  • Infrastructure Development: A total of 23,391 km of the natural gas pipeline is operational and about 4,125 km of the gas pipeline is under construction as of Feb 2024.
  • Target to increase the pipeline coverage by ~54% to 34,500 km by 2024-25 and to connect all the states with the trunk natural gas pipeline network by 2027.
  • Pradhan Mantri Urja Ganga (PMUG): Launched in 2016, PMUG aims to develop the natural gas pipeline infrastructure in eastern India, connecting gas sources and major demand centers.
  • The project involves the construction of a pipeline connecting Uttar Pradesh to West Bengal, passing through Bihar, Jharkhand, and Odisha.
  • City Gas Distribution (CGD) Network Expansion: The government has been promoting the expansion of CGD networks across India to increase access to piped natural gas (PNG) for households, industries, and commercial establishments
  • Under the CGD bidding rounds, licenses are awarded to entities for developing CGD networks in geographical areas identified by the Petroleum and Natural Gas Regulatory Board (PNGRB).
  • Natural Gas Marketing Reforms: The government has introduced reforms in the marketing of natural gas to enhance transparency, promote competition, and attract investment in the sector.
  • Gas Price Rationalization: Reforms such as the New Domestic Gas Pricing Guidelines (2014) and the introduction of the Hydrocarbon Exploration and Licensing Policy (HELP) have aimed to provide pricing incentives for domestic gas producers while balancing the interests of consumers.
  • Natural Gas Infrastructure Development Fund (NGIDF): The government has set up the NGIDF to provide financial support for the development of natural gas infrastructure in India.

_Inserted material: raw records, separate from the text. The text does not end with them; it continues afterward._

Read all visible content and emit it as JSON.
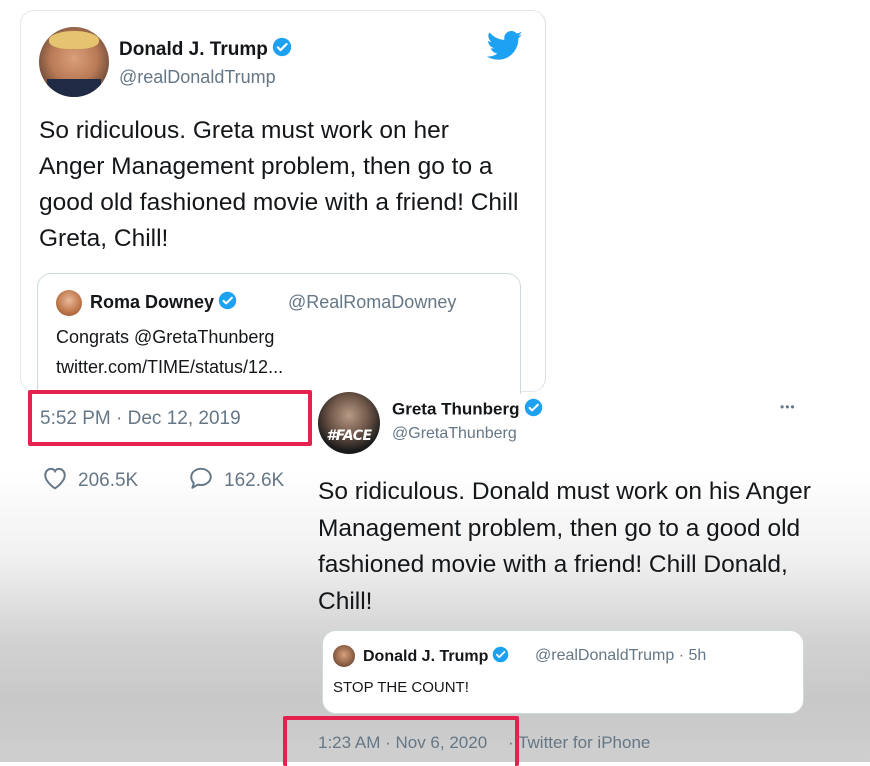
{
  "tweet1": {
    "author_name": "Donald J. Trump",
    "author_handle": "@realDonaldTrump",
    "text": "So ridiculous. Greta must work on her Anger Management problem, then go to a good old fashioned movie with a friend! Chill Greta, Chill!",
    "quoted": {
      "author_name": "Roma Downey",
      "author_handle": "@RealRomaDowney",
      "line1": "Congrats @GretaThunberg",
      "line2": "twitter.com/TIME/status/12..."
    },
    "timestamp": "5:52 PM · Dec 12, 2019",
    "likes": "206.5K",
    "replies": "162.6K",
    "brand_color": "#1da1f2",
    "highlight_color": "#e5224e"
  },
  "tweet2": {
    "author_name": "Greta Thunberg",
    "author_handle": "@GretaThunberg",
    "avatar_text": "#FACE",
    "more_label": "•••",
    "text": "So ridiculous. Donald must work on his Anger Management problem, then go to a good old fashioned movie with a friend! Chill Donald, Chill!",
    "quoted": {
      "author_name": "Donald J. Trump",
      "author_handle": "@realDonaldTrump",
      "age": "· 5h",
      "text": "STOP THE COUNT!"
    },
    "timestamp": "1:23 AM · Nov 6, 2020",
    "source": "· Twitter for iPhone"
  },
  "icons": {
    "brand": "twitter-bird-icon",
    "verified": "verified-badge-icon",
    "like": "heart-icon",
    "reply": "comment-icon",
    "more": "more-options-icon"
  }
}
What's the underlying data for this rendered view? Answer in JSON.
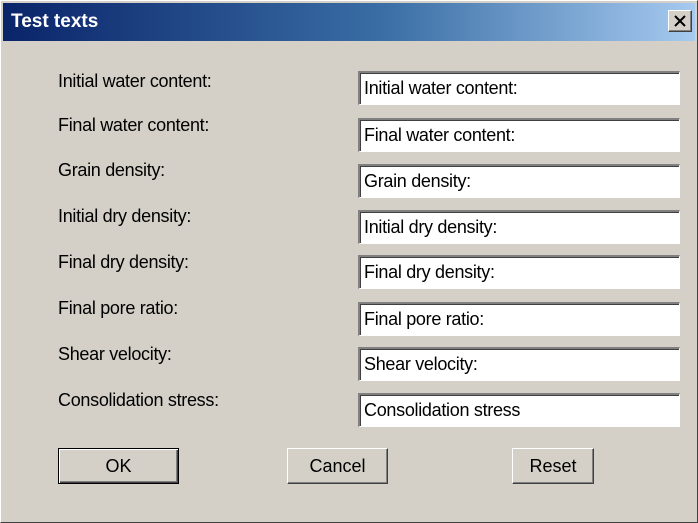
{
  "dialog": {
    "title": "Test texts",
    "close_glyph": "✕"
  },
  "fields": [
    {
      "label": "Initial water content:",
      "value": "Initial water content:"
    },
    {
      "label": "Final water content:",
      "value": "Final water content:"
    },
    {
      "label": "Grain density:",
      "value": "Grain density:"
    },
    {
      "label": "Initial dry density:",
      "value": "Initial dry density:"
    },
    {
      "label": "Final dry density:",
      "value": "Final dry density:"
    },
    {
      "label": "Final pore ratio:",
      "value": "Final pore ratio:"
    },
    {
      "label": "Shear velocity:",
      "value": "Shear velocity:"
    },
    {
      "label": "Consolidation stress:",
      "value": "Consolidation stress"
    }
  ],
  "buttons": {
    "ok": "OK",
    "cancel": "Cancel",
    "reset": "Reset"
  },
  "colors": {
    "title_gradient_start": "#0a246a",
    "title_gradient_end": "#a6caf0",
    "dialog_face": "#d4d0c8"
  }
}
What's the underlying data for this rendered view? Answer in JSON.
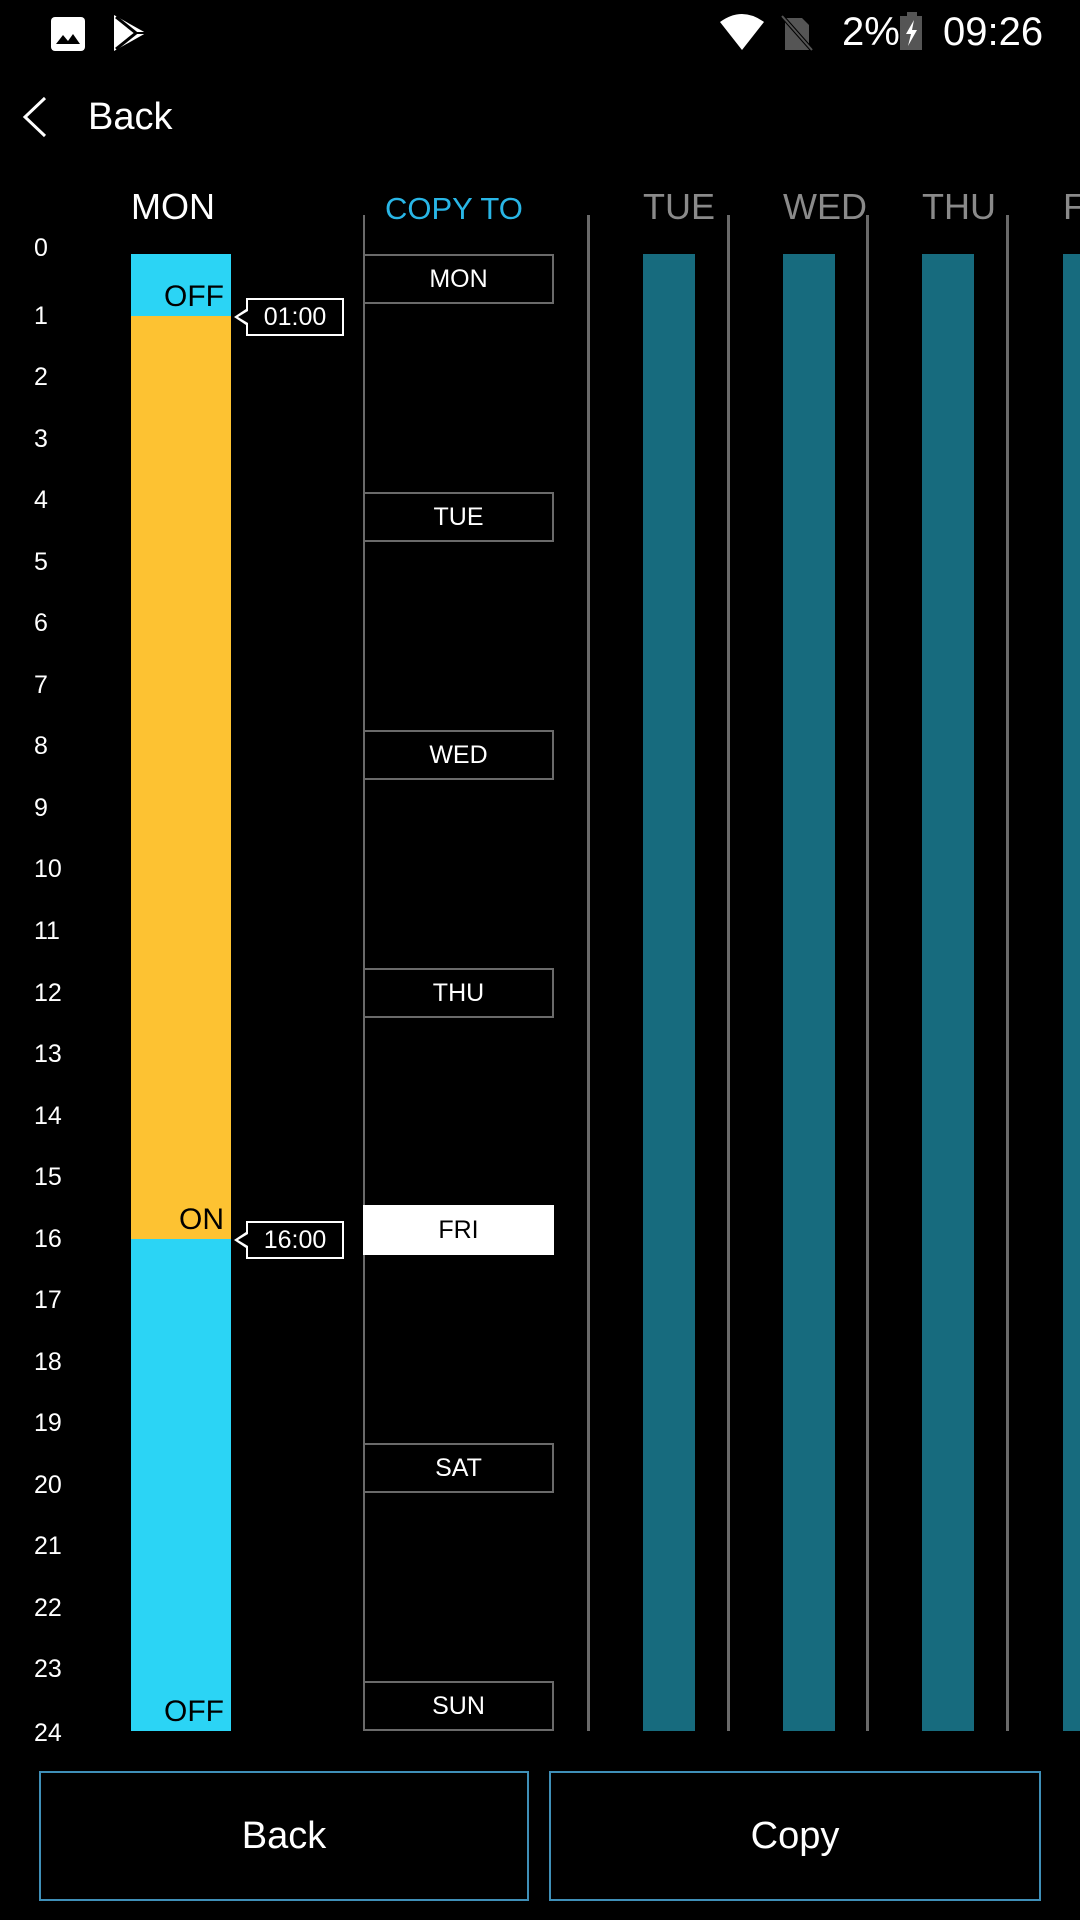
{
  "status_bar": {
    "left_icons": [
      "gallery-icon",
      "play-store-icon"
    ],
    "right_icons": [
      "wifi-icon",
      "no-sim-icon",
      "battery-charging-icon"
    ],
    "battery_percent": "2%",
    "time": "09:26"
  },
  "top_bar": {
    "back_label": "Back"
  },
  "schedule": {
    "current_day": "MON",
    "copy_to_title": "COPY TO",
    "hours": [
      "0",
      "1",
      "2",
      "3",
      "4",
      "5",
      "6",
      "7",
      "8",
      "9",
      "10",
      "11",
      "12",
      "13",
      "14",
      "15",
      "16",
      "17",
      "18",
      "19",
      "20",
      "21",
      "22",
      "23",
      "24"
    ],
    "segments": [
      {
        "state": "OFF",
        "start": 0,
        "end": 1,
        "color": "#2bd4f5"
      },
      {
        "state": "ON",
        "start": 1,
        "end": 16,
        "color": "#fdc232"
      },
      {
        "state": "OFF",
        "start": 16,
        "end": 24,
        "color": "#2bd4f5"
      }
    ],
    "markers": [
      {
        "label": "01:00",
        "hour": 1
      },
      {
        "label": "16:00",
        "hour": 16
      }
    ],
    "copy_to_days": [
      {
        "label": "MON",
        "selected": false
      },
      {
        "label": "TUE",
        "selected": false
      },
      {
        "label": "WED",
        "selected": false
      },
      {
        "label": "THU",
        "selected": false
      },
      {
        "label": "FRI",
        "selected": true
      },
      {
        "label": "SAT",
        "selected": false
      },
      {
        "label": "SUN",
        "selected": false
      }
    ],
    "other_days": [
      {
        "label": "TUE",
        "color": "#176b7e"
      },
      {
        "label": "WED",
        "color": "#176b7e"
      },
      {
        "label": "THU",
        "color": "#176b7e"
      },
      {
        "label": "F",
        "color": "#176b7e"
      }
    ]
  },
  "footer": {
    "back_button": "Back",
    "copy_button": "Copy"
  }
}
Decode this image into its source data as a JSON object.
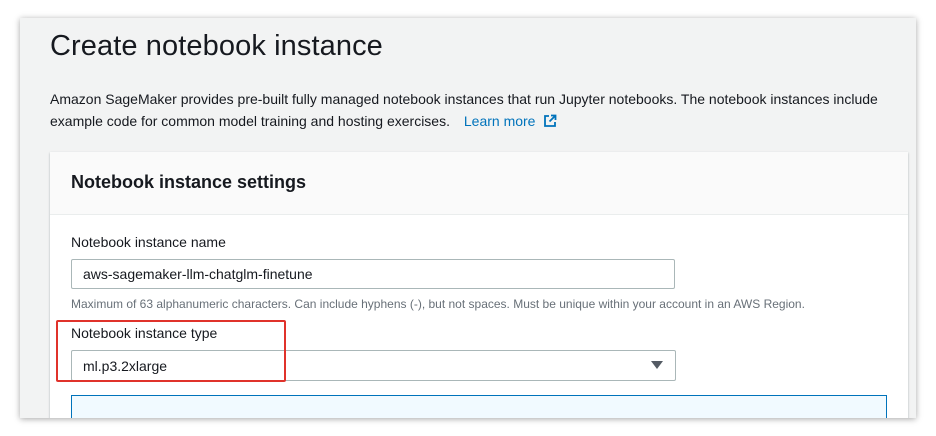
{
  "page": {
    "title": "Create notebook instance",
    "intro_text": "Amazon SageMaker provides pre-built fully managed notebook instances that run Jupyter notebooks. The notebook instances include example code for common model training and hosting exercises.",
    "learn_more": "Learn more",
    "link_color": "#0073bb"
  },
  "settings": {
    "title": "Notebook instance settings",
    "name_field": {
      "label": "Notebook instance name",
      "value": "aws-sagemaker-llm-chatglm-finetune",
      "help": "Maximum of 63 alphanumeric characters. Can include hyphens (-), but not spaces. Must be unique within your account in an AWS Region."
    },
    "type_field": {
      "label": "Notebook instance type",
      "selected": "ml.p3.2xlarge"
    }
  },
  "icons": {
    "external_link": "external-link-icon",
    "dropdown": "caret-down-icon"
  },
  "highlight_color": "#e0322b"
}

  • Promotion of LNG Imports and Terminals: The government has encouraged investment in LNG import terminals to diversify gas supply sources and enhance energy security.